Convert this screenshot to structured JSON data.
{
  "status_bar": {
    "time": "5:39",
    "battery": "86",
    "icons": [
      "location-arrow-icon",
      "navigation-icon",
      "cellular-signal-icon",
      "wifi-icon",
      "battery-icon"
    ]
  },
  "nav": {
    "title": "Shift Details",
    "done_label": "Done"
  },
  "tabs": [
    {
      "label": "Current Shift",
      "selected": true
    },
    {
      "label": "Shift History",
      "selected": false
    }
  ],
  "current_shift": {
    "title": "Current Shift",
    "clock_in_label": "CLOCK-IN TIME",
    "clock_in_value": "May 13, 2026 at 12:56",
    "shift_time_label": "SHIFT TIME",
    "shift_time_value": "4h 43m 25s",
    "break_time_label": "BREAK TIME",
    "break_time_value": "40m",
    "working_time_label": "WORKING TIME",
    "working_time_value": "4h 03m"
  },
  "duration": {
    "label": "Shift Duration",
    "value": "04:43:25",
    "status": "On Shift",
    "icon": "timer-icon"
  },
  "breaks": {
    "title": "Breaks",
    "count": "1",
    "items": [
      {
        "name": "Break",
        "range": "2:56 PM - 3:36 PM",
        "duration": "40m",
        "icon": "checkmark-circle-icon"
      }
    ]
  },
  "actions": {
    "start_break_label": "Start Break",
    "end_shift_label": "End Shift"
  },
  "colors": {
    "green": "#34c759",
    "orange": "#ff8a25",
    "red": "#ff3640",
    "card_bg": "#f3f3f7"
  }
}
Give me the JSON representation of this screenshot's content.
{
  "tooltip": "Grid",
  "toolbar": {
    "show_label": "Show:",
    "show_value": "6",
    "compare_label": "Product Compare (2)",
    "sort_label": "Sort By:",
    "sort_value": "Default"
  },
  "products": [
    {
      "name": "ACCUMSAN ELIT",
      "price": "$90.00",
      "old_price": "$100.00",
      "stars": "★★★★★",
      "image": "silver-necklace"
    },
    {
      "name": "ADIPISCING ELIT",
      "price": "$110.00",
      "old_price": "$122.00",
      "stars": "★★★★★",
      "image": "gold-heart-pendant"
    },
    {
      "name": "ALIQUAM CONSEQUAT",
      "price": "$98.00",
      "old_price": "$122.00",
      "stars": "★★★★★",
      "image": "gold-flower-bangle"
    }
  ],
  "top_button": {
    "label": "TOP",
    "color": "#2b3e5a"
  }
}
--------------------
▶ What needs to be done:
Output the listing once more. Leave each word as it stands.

▶ Task output:
Convert this screenshot to structured JSON data.
{
  "status_bar": {
    "time": "5:39",
    "battery": "86",
    "icons": [
      "location-arrow-icon",
      "navigation-icon",
      "cellular-signal-icon",
      "wifi-icon",
      "battery-icon"
    ]
  },
  "nav": {
    "title": "Shift Details",
    "done_label": "Done"
  },
  "tabs": [
    {
      "label": "Current Shift",
      "selected": true
    },
    {
      "label": "Shift History",
      "selected": false
    }
  ],
  "current_shift": {
    "title": "Current Shift",
    "clock_in_label": "CLOCK-IN TIME",
    "clock_in_value": "May 13, 2026 at 12:56",
    "shift_time_label": "SHIFT TIME",
    "shift_time_value": "4h 43m 25s",
    "break_time_label": "BREAK TIME",
    "break_time_value": "40m",
    "working_time_label": "WORKING TIME",
    "working_time_value": "4h 03m"
  },
  "duration": {
    "label": "Shift Duration",
    "value": "04:43:25",
    "status": "On Shift",
    "icon": "timer-icon"
  },
  "breaks": {
    "title": "Breaks",
    "count": "1",
    "items": [
      {
        "name": "Break",
        "range": "2:56 PM - 3:36 PM",
        "duration": "40m",
        "icon": "checkmark-circle-icon"
      }
    ]
  },
  "actions": {
    "start_break_label": "Start Break",
    "end_shift_label": "End Shift"
  },
  "colors": {
    "green": "#34c759",
    "orange": "#ff8a25",
    "red": "#ff3640",
    "card_bg": "#f3f3f7"
  }
}
Give me the JSON representation of this screenshot's content.
{
  "tooltip": "Grid",
  "toolbar": {
    "show_label": "Show:",
    "show_value": "6",
    "compare_label": "Product Compare (2)",
    "sort_label": "Sort By:",
    "sort_value": "Default"
  },
  "products": [
    {
      "name": "ACCUMSAN ELIT",
      "price": "$90.00",
      "old_price": "$100.00",
      "stars": "★★★★★",
      "image": "silver-necklace"
    },
    {
      "name": "ADIPISCING ELIT",
      "price": "$110.00",
      "old_price": "$122.00",
      "stars": "★★★★★",
      "image": "gold-heart-pendant"
    },
    {
      "name": "ALIQUAM CONSEQUAT",
      "price": "$98.00",
      "old_price": "$122.00",
      "stars": "★★★★★",
      "image": "gold-flower-bangle"
    }
  ],
  "top_button": {
    "label": "TOP",
    "color": "#2b3e5a"
  }
}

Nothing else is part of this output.